It’s been an interesting month.
The app has sold just over 875 copies, across a couple of dozen countries, making me about $885. It has a four-and-a-half-star average in the App Store, and I’ve received a handful of enthusiastic e-mails. It has been the subject of coverage from Mashable, the CBC, Lifehacker and Kottke.
It has also been the target of a medium-level Internet pile-on. For those of you who don’t fully understand the scope and scale of the Internet, even a medium-level pile-on falls squarely into the “Holy crap” category of human interaction. The app has been flayed not for its implementation but for its conception, often in the language of the Web, by which I mean the most hyperbolic terms possible.
His last commit :(
As a social network, Google+ is just a bunch of empty circles spinning in a barren wasteland. But Google could give a fuck if consumers prefer Facebook. What the $400 billion data vacuum really wanted, reports The New York Times, is to track everything you do online and sell that personal information to advertisers.

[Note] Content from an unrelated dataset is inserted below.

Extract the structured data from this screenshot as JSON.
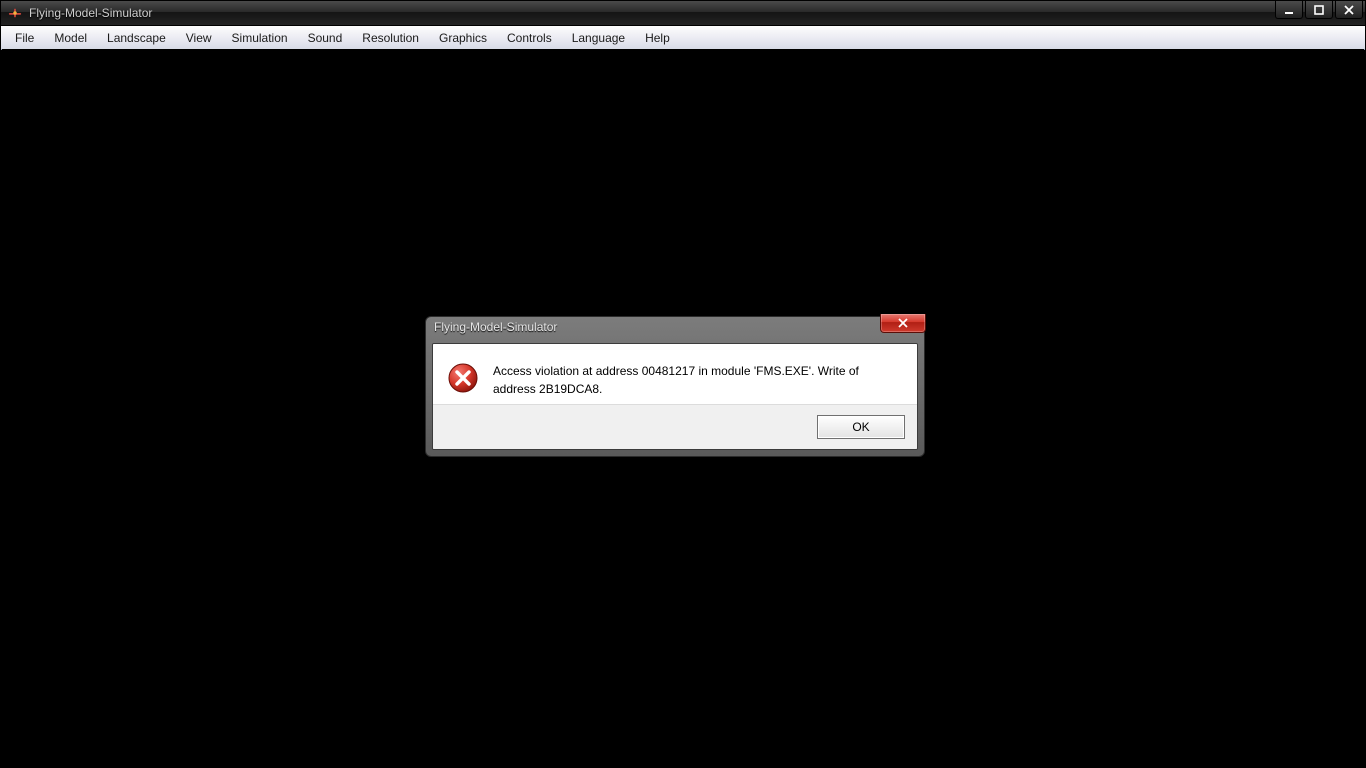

Not really news but a nice summary of Google’s assholery.
Here, after all, was a group that included many of the executives whose firms had collectively wrecked the global economy in 2008 and 2009. And they were laughing off the entire disaster in private, as if it were a long-forgotten lark. (Or worse, sing about it — one of the last skits of the night was a self-congratulatory parody of ABBA’s “Dancing Queen,” called “Bailout King.”) These were activities that amounted to a gigantic middle finger to Main Street and that, if made public, could end careers and damage very public reputations.
On the 20th anniversary of In Search of Excellence, Peters admits, I had no idea what I was doing when I wrote ‘Search.’